MultiNEP: disease-specific Multi-omics Network Enhancement for Prioritizing disease genes and metabo
Updated: Sep 29
Zhuoran Xu, Brian Lee, Luigi Marchionni, Shuang Wang. Weill Cornell Medicine
Many studies have used different types of omics profiles together with appropriate networks to prioritize disease-associated genes, DNA methylation sites, or metabolites. Metabolome, as the last layer before phenotypes and the end-product of gene expressions and protein activities, has accumulated growing attentions. Combining metabolome and transcriptome to simultaneously prioritize disease-associated metabolite abundances and gene expressions using a "multi-omics network" being constructed with three individual networks (a gene-gene network, a metabolite-metabolite network, and a gene-metabolite network) could further utilize interaction information between metabolites and gene expressions that are not used when prioritizing them separately. However, the number of metabolites is usually 100 times smaller than that of genes, without accounting for this imbalance issue, additional information in the gene-metabolite network might be buried in the amount of information in a gene-gene network when prioritizing gene expressions, while gene-metabolite interactions might completely dominate metabolite-metabolite interactions when prioritizing metabolites. No methods exist that focus on simultaneously prioritizing gene expressions and metabolites using networks. Here we developed a disease-specific Multi-omics Network Enhancement Prioritization (MultiNEP) framework that employs two weighting parameters to control contributions of individual networks within a "multi-omics network" that handles imbalance to simultaneously prioritize disease-associated gene expressions and metabolites. Built upon our previous work on a single network, we first enhanced a general multi-omics network into a disease-specific multi-omics network using multiple types of disease omics.
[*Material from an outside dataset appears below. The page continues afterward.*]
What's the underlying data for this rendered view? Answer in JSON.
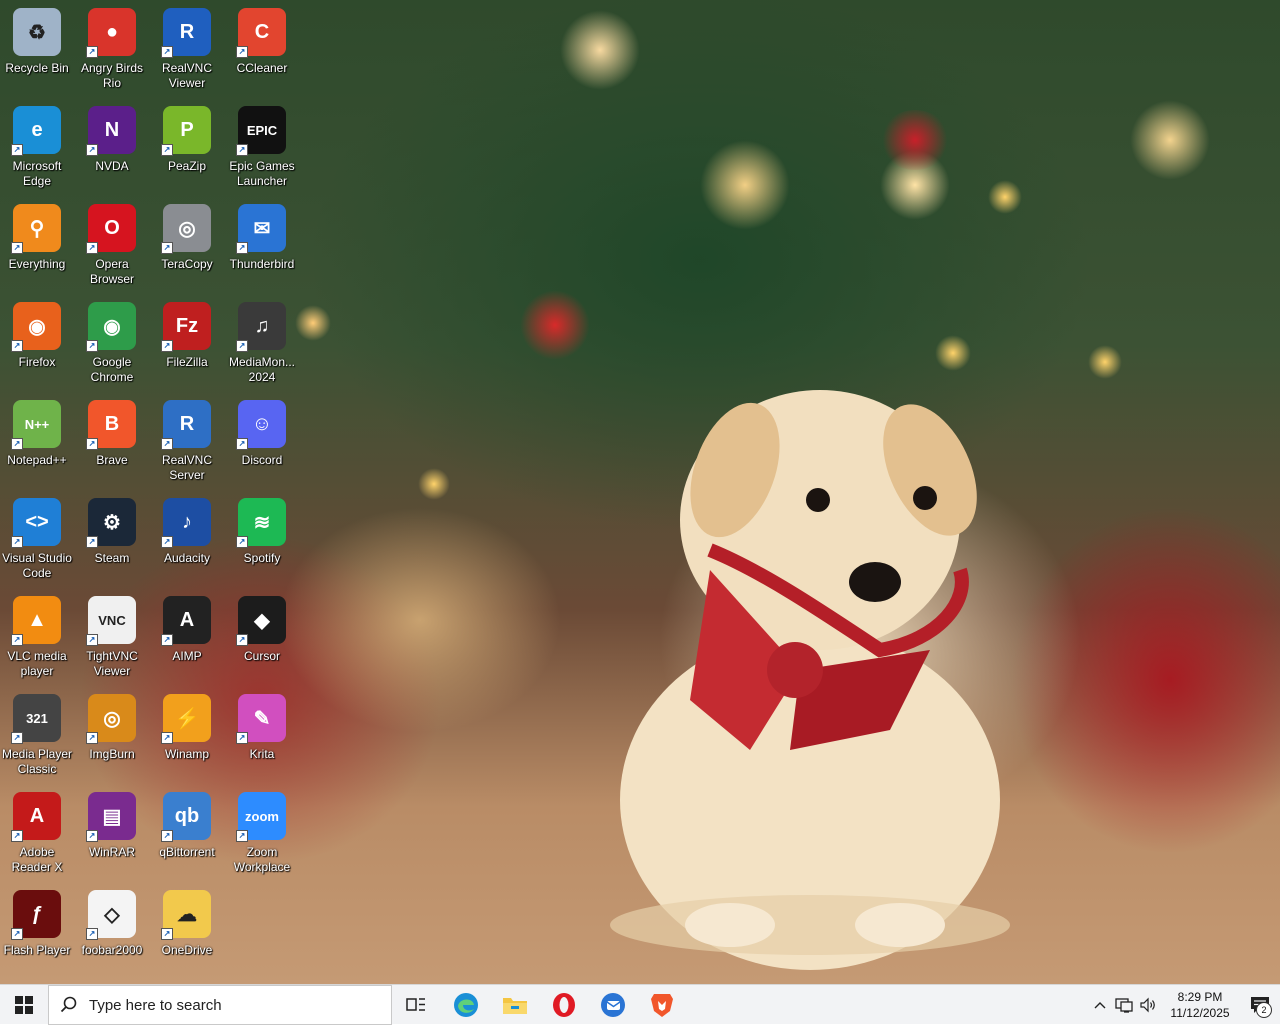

In both simulation studies and real data applications, when we down-weight gene-gene network's and up-weight metabolite-metabolite network's relative contribution to gene-metabolite network, MultiNEP outperforms competing methods including methods not address network imbalance and methods only use one type of omics data.